Now, that's what The Motley Monk calls "crony socialism"...at its best! What a great snow job.

Let the discussion begin...

To read the op ed, click on the following link:
Over at "Connecting the Dots," Tony Sagami has alerted his newletter's readers to consider the risk of deflation when formulating a financial plan for their retirement years.

Most people yawn when they hear a word like "deflation"--which basically means that prices decline--and stop reading.

Sounds like a boon to consumers, no? What cost $2 last year costs $1 this year. Think of all the stuff that can be purchased with all of those extra $$$s! Whoopie...bring it on!

However, if those declining prices persist, a fairly predictable pattern emerges: Corporate profits fall, production declines, unemployment increases, incomes decline, and the number of defaults on loans to individuals and corporations increases. Suddenly, there's an economic contraction, recession, or worse yet, depression.

To get a sense of what deflation really means, Sagami wants his readers to focus upon those loans to corporations, especially for those readers who are formulating a financial plan for their retirement years.

Today, 16 nations have interest rates that are are <0%. For example:
  • Sweden                             -0.85%
  • Switzerland                        -0.75%
  • Denmark                            -0.75%
  • European Central Bank     -0.75%

What negative interest rates mean is that those governments (and corporations) have to pay higher interest rates (a "premium") to those making the loans for the privilege of borrowing money, for example, as is the case with Germany and France today.

Now, this is where many of those who have persisted in reading find their eyes glazing over. But, hang in there.

Consider Sagami's data:
  • JPMorgan Chase recently announced that its institutional clients will be charged as much as 5.5% on deposits.
  • Other banks are charging corporate clients to hold their eurodollar deposits.
  • Short-term US bond yields are barely above 0%.
  • Yields on long-term bonds are near historic lows.
  • The 10-year Treasury bond yield is <2%. The yield on 30-year Treasury bonds recently hit a new low of 2.44%. These yields are the lowest in U.S. history.

Get the idea? Interest paid on money that's deposited in banks is lower in a deflationary period.

Contrary to what the Chair of the Federal Reserve Bank, Janet Yellen, states about interest rates increasing at some point in the near-term future, Sagami expects they will not only go lower but also plunge as happened to those 16 nations.

Translated into plain English: Banks, pension funds, and institutional investors will not be generating the kind of return that's been factored into their economic models. Meaning? They will not be able to pay out the $$$s promised without going bankrupt. In short, retirees in deflationary periods must be prepared to take a hair cut on their retirement savings?

The end of the story: Is the logic of your retirement plan based upon receiving a 0.25%, 3%, or 5% return on investment?

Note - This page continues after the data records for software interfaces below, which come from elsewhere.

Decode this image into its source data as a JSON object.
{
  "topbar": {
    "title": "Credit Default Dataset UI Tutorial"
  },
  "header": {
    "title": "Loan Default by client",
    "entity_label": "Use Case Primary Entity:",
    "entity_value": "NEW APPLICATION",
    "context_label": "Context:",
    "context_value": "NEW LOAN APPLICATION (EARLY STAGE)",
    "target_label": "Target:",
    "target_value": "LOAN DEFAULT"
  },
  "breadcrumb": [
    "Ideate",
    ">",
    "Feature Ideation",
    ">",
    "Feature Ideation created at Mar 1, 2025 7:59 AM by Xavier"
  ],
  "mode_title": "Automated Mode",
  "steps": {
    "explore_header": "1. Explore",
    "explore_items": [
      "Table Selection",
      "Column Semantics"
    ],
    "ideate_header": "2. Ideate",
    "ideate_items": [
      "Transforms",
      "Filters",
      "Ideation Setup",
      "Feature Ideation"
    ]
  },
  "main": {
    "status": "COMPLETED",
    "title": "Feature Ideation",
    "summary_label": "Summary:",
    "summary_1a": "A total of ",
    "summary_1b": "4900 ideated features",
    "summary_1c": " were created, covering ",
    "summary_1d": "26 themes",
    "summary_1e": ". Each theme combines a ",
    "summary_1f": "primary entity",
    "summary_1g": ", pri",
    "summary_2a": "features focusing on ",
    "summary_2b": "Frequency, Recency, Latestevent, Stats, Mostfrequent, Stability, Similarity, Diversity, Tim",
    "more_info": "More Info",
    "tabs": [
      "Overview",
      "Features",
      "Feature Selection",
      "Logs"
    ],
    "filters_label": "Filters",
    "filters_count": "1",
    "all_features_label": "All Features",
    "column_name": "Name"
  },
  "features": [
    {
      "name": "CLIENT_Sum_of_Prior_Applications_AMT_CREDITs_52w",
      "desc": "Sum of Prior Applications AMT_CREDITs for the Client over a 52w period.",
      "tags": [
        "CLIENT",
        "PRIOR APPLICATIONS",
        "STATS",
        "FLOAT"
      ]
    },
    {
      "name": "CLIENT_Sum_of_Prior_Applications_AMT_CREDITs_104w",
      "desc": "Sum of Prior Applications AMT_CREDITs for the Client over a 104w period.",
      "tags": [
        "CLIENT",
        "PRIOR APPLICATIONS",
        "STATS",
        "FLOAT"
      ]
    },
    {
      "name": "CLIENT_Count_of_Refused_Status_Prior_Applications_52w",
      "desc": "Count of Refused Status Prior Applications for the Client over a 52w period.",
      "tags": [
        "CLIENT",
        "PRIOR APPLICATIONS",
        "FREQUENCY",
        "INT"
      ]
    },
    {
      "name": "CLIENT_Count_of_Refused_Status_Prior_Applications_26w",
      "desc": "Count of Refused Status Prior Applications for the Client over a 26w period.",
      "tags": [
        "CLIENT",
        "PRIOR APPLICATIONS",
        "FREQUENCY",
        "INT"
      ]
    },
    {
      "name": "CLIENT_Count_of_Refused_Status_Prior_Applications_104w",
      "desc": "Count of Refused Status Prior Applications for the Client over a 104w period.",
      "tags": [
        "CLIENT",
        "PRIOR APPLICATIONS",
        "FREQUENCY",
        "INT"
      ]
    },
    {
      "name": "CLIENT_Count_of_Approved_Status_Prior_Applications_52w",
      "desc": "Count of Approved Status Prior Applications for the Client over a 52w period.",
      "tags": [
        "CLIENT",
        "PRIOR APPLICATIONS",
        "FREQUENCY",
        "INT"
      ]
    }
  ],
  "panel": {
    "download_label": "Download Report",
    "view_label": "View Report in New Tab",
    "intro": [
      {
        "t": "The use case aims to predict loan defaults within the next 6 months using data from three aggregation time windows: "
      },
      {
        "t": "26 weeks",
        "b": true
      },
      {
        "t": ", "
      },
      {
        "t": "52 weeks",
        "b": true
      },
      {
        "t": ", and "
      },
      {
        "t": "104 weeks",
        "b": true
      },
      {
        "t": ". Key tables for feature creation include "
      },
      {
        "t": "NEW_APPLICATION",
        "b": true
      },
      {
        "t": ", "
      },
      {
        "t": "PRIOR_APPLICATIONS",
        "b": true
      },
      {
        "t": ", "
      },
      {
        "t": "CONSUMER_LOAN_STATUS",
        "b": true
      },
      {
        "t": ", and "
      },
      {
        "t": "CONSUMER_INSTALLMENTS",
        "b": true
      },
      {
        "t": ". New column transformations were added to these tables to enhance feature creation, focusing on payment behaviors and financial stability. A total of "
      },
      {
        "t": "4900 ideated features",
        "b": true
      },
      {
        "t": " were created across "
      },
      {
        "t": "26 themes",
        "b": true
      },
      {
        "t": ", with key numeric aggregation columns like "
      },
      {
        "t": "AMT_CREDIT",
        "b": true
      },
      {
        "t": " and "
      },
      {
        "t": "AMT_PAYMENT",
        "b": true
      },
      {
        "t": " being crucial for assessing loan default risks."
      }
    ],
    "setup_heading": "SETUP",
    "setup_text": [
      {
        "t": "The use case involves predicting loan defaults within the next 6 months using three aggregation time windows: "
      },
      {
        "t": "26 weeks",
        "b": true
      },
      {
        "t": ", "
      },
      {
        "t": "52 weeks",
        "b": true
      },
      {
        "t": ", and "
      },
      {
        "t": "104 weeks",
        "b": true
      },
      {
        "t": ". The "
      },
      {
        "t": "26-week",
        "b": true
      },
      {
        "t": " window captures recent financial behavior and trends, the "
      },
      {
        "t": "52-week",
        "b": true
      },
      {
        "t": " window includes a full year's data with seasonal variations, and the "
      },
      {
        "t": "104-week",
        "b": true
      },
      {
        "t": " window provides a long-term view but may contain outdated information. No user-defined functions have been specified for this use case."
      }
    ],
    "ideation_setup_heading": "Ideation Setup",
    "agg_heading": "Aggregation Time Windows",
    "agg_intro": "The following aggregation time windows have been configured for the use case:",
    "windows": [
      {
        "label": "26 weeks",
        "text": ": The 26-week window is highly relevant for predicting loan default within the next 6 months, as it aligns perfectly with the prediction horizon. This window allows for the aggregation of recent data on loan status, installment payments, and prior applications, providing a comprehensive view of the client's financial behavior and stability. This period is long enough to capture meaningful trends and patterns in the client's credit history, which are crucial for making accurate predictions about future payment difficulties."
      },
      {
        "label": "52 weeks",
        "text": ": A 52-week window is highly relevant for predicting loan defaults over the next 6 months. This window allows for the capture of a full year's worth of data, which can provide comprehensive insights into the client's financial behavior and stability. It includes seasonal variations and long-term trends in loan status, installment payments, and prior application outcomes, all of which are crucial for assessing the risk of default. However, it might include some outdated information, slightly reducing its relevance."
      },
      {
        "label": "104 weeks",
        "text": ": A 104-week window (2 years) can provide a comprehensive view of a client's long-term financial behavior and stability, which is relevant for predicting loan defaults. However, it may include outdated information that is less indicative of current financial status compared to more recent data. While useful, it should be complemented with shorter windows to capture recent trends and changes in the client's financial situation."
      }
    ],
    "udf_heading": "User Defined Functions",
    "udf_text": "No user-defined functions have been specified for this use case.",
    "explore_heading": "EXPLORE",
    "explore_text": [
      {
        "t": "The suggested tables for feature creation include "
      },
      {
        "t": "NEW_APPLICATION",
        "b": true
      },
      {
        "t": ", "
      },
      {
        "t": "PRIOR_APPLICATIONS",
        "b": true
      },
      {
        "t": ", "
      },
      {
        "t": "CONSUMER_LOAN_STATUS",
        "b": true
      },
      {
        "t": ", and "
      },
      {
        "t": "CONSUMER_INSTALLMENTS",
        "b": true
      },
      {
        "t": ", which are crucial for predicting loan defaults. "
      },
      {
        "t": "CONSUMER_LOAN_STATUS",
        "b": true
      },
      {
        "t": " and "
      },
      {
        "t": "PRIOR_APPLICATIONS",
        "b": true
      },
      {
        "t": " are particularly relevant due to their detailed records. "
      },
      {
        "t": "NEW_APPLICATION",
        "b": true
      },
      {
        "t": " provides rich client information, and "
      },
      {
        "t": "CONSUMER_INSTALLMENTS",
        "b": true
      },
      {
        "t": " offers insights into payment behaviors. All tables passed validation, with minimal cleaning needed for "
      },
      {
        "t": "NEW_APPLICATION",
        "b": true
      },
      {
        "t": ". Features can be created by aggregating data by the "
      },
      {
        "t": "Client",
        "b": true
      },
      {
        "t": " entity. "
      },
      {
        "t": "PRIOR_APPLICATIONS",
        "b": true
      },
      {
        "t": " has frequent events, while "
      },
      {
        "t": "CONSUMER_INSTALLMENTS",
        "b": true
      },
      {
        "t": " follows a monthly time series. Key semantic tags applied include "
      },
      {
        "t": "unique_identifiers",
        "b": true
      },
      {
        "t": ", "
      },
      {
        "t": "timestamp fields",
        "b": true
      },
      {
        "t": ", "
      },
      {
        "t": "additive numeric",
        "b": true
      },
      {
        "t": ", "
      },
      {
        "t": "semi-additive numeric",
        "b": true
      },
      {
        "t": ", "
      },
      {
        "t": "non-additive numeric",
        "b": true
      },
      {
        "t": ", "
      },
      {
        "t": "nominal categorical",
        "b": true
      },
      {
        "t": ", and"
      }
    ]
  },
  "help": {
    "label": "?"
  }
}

In a deflationary cycle like that in much of Europe today and the one Sagami is forecasting for the United States, Sagami suggests planning on a 0.25% annual rate of return.

Those whose eyes glazed over and didn't read on, Sagami believes, may end up having to work as part-time Walmart greeters in retirement to supplement their real return on investment, not their planned return. Those whose eyes didn't glaze over and persisted in reading to the end of this post will start investigating dividend-bearing equities that will increase their annual rate of return during what Sagami forecasts to be a prolonged period of deflation.

The Motley Monk suggests considering, among others, Hershey's, Proctor & Gamble, McCormick, Microsoft, General Electric, Altria, Qualcomm, and AbbVie.

Let the discussion begin...

To read Tony Sagami's "Connect the Dots" post, click on the following link: